The Songlines by Bruce Chatwin, 4/5
A semi-fictitious scholar named Bruce (who, in sharing the author’s name, not-so-clearly provides literary license) explores the concept of “Songlines” or “Dreaming-tracks,” a musical interpretation of geography by which Aboriginal Australians understand the creation of the world and their place in it. Vivid characters and landscapes, described in short paragraphs with Chatwin’s succinct prose, have the power to transport the reader almost as surely as any vehicle to foreign lands.
Why I read it: I recognized the title in the thriftstore from reading Chatwin’s In Patagonia.
McSweeney’s No. 48, 4/5
I tend to have a difficult time enjoying modern literature, but this curated collection of writings was just light and varied enough to be interesting. Sure, there were the dark, unsettling, claustrophobic stories and the bafflingly artistic tales that I am apparently not smart enough to understand, and the gross story by the enlightened author who thinks writing about sex is soooo avant-garde. Thankfully, though, there were also a selection of entertaining, skillfully written pieces that kept me interested and appreciative.
Why I read it: Stumbled across it in the library and recognized the name from their website, where I remembered reading some funny open letters.
Sophie’s World: A Novel About the History of Philosophy by Jostein Gaarder, translated by Paulette Møller, 2/5
The most thought-provoking aspect of this reading experience was simply trying to understand how a book featuring such peculiarly bad writing could be published at all, much less become an “international bestseller.” Half of it consists of dialogue between two-dimensional characters, so stilted and unnatural it has to be read to be believed. The other half reads like increasingly vague course descriptions for philosophy classes taught by someone who considers Wikipedia articles to be the pinnacle of literary accomplishment through the ages. In my experience, fiction writing this bad generally relies on themes like sex, mystery or fantasy to attract readers, so I guess in a twisted way this book’s very existence is a testament to the powerful appeal of philosophical ideas and the ubiquity of existential angst.
Why I read it: recommended to me by a gym friend.
Big Mushy Happy Lump: A “Sarah’s Scribbles” Collection by Sarah Andersen, 5/5
I love the Sarah’s Scribbles webcomic and this book is more of the same laughs.
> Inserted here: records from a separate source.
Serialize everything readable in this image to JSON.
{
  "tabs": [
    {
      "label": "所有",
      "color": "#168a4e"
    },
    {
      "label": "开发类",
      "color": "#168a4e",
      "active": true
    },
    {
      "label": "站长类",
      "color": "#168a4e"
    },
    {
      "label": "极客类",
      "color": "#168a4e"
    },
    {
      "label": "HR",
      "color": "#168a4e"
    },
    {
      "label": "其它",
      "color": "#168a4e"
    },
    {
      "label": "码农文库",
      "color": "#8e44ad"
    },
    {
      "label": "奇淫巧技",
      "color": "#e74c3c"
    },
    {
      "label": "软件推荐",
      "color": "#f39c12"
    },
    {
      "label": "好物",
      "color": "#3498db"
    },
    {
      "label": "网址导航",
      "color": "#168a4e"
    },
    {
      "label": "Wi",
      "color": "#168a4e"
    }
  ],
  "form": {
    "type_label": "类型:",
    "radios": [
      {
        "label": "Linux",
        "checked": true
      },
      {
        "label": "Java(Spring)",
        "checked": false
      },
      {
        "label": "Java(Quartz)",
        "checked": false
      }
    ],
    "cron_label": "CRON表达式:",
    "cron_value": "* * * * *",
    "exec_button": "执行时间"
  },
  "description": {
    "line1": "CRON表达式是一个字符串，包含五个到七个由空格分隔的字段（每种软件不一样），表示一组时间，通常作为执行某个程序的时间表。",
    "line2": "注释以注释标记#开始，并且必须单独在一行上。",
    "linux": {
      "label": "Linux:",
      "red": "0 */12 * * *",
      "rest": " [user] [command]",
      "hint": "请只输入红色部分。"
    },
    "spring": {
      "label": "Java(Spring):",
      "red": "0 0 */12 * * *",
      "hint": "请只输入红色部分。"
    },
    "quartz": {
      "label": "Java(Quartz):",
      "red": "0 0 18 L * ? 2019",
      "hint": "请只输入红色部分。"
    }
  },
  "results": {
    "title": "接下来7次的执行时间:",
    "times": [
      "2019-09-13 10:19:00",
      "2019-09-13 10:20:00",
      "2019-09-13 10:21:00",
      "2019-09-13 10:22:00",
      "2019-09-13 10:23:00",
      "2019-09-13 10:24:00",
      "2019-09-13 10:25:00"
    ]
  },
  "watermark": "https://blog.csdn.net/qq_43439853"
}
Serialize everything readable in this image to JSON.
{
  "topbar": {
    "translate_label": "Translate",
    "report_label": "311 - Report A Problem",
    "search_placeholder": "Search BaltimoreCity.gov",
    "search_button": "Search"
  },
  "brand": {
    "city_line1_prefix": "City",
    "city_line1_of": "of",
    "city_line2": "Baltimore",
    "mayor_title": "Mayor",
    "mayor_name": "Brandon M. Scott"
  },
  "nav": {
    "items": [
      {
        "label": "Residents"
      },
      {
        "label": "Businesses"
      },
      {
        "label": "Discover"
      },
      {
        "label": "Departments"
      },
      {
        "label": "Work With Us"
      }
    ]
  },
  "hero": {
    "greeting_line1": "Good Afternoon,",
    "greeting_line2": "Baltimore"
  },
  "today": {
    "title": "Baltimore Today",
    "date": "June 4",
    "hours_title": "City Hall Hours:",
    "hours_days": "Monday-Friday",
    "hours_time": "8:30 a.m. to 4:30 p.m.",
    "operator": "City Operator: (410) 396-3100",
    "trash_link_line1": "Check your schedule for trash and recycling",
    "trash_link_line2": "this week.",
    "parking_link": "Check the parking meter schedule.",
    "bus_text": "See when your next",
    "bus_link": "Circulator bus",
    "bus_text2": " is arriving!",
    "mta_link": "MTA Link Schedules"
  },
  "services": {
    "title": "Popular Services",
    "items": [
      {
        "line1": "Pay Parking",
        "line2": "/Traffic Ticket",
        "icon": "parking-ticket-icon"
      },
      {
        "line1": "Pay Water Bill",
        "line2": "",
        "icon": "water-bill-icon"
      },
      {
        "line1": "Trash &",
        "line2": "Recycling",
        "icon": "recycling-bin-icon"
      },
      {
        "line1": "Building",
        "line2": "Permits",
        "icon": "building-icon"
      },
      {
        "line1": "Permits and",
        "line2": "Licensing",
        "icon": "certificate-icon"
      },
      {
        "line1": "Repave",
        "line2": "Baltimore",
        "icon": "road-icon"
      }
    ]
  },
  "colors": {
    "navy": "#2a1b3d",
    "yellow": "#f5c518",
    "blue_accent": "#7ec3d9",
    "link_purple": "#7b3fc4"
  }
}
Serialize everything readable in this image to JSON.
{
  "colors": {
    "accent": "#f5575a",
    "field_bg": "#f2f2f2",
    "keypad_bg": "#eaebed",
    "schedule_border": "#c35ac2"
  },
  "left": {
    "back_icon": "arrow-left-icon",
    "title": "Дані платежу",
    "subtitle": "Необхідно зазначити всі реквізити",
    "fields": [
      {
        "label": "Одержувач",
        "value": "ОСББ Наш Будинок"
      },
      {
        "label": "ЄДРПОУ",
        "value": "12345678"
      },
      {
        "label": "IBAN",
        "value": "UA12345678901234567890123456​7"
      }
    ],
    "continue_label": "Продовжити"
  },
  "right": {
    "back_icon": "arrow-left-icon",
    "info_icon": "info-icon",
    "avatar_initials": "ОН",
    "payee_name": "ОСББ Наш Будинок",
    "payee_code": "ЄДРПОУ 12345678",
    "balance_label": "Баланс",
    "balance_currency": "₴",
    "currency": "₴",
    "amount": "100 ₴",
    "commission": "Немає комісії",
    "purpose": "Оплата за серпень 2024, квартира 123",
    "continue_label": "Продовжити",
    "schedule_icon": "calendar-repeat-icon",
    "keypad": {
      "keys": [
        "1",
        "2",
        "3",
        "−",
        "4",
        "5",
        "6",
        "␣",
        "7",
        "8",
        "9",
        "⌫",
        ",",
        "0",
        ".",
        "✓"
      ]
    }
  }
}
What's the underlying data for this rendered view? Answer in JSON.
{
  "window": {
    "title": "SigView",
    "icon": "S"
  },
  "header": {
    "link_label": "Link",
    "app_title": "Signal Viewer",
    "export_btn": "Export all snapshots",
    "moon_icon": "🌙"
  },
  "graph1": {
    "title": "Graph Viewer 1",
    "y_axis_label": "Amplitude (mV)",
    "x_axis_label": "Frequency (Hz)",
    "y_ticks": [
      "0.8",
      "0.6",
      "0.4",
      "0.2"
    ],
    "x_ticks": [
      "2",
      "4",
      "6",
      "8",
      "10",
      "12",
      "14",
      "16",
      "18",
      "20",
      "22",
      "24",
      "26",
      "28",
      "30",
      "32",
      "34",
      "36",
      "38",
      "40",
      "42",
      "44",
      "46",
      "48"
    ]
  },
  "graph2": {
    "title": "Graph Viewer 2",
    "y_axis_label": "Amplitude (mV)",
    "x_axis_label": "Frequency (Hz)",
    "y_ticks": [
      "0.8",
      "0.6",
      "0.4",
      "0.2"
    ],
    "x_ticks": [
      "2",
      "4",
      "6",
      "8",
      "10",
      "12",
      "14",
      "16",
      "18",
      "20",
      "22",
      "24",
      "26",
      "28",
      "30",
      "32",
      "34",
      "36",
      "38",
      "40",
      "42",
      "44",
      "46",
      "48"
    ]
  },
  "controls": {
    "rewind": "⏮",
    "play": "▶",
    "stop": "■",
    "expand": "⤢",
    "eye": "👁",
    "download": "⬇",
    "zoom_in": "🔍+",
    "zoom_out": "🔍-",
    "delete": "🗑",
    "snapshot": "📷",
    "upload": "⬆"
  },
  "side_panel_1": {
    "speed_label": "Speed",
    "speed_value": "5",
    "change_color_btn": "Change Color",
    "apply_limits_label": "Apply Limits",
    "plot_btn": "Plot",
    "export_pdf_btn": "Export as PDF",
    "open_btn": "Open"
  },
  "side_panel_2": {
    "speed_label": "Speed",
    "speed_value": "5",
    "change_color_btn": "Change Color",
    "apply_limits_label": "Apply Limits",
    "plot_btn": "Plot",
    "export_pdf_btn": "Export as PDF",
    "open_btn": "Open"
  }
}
My boyfriend looked at the first illustration, of a small girl with big eyes cozied up in a comically huge hoodie, and was like “This is written about you?” Then he turned to the first comic, about procrastination, and was like “This is written about you!”
Why I read it: saw it advertised on the webcomic site.
Chitty-Chitty-Bang-Bang: The Magical Car by Ian Fleming, 2/5
A strange little story, with a spindly plot and uneven tone that is sometimes fanciful and sometimes much too serious for the children that are presumably its audience. I did like the playful illustrations by John Burningham, which are quintessentially 1960s. Surprisingly, there is very little resemblance to the 1968 film, which I love (though it turns out that what I love about it is probably Roald Dahl’s influence, not Fleming’s inspiration).
Why I read it: my sister thought I might enjoy it.
Tarzan of the Apes by Edgar Rice Burroughs, 4/5
This is a bittersweet little story, written with the refined yet melodramatic style (and casual racism) that characterizes a lot of literature from the early 1900s. Like most people, I was already familiar with the characters and story line, but I recognized very little of pop culture Tarzan in this original tale.
The edition is noteworthy because it is printed in landscape format, supposedly making it easier to read in bed. I really enjoyed the novelty, but didn’t think it was any easier to read lying down than a normal book.
Why I read it: A lovely birthday gift from one of my brothers and his family.